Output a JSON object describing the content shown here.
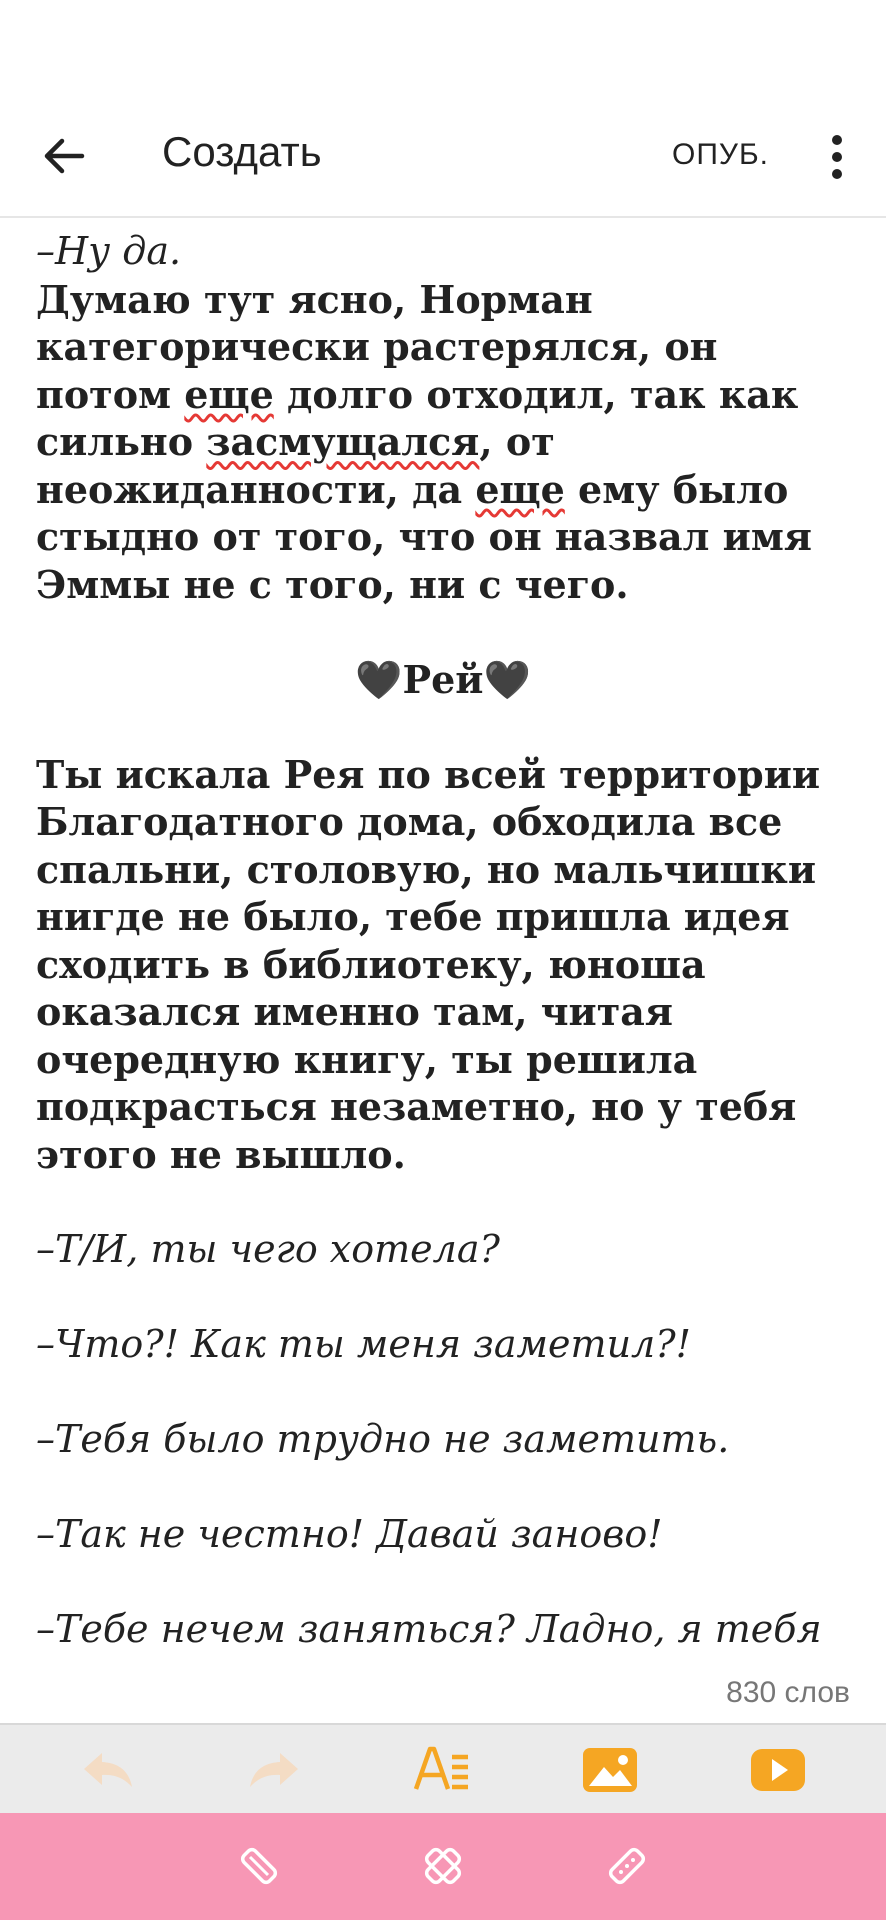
{
  "appbar": {
    "title": "Создать",
    "publish_label": "ОПУБ.",
    "back_icon": "arrow-left-icon",
    "more_icon": "kebab-vertical-icon"
  },
  "story": {
    "line1": "–Ну да.",
    "p2_a": "Думаю тут ясно, Норман категорически растерялся, он потом ",
    "p2_w1": "еще",
    "p2_b": " долго отходил, так как сильно ",
    "p2_w2": "засмущался",
    "p2_c": ", от неожиданности, да ",
    "p2_w3": "еще",
    "p2_d": " ему было стыдно от того, что он назвал имя Эммы не с того, ни с чего.",
    "heading": "🖤Рей🖤",
    "p3": "Ты искала Рея по всей территории Благодатного дома, обходила все спальни, столовую, но мальчишки нигде не было, тебе пришла идея сходить в библиотеку, юноша оказался именно там, читая очередную книгу, ты решила подкрасться незаметно, но у тебя этого не вышло.",
    "d1": "–Т/И, ты чего хотела?",
    "d2": "–Что?! Как ты меня заметил?!",
    "d3": "–Тебя было трудно не заметить.",
    "d4": "–Так не честно! Давай заново!",
    "d5": "–Тебе нечем заняться? Ладно, я тебя"
  },
  "word_count": "830 слов",
  "colors": {
    "accent_orange": "#f5a623",
    "bottom_bar": "#f797b5",
    "spell_underline": "#e53935"
  },
  "toolbar_icons": [
    "undo-icon",
    "redo-icon",
    "text-format-icon",
    "image-icon",
    "video-icon"
  ],
  "bottom_icons": [
    "diagonal-tool-icon",
    "close-x-icon",
    "diagonal-tool-alt-icon"
  ]
}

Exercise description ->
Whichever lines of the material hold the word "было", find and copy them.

Output below ->
    "p2_d": " ему было стыдно от того, что он назвал имя Эммы не с того, ни с чего.",
    "p3": "Ты искала Рея по всей территории Благодатного дома, обходила все спальни, столовую, но мальчишки нигде не было, тебе пришла идея сходить в библиотеку, юноша оказался именно там, читая очередную книгу, ты решила подкрасться незаметно, но у тебя этого не вышло.",
    "d3": "–Тебя было трудно не заметить.",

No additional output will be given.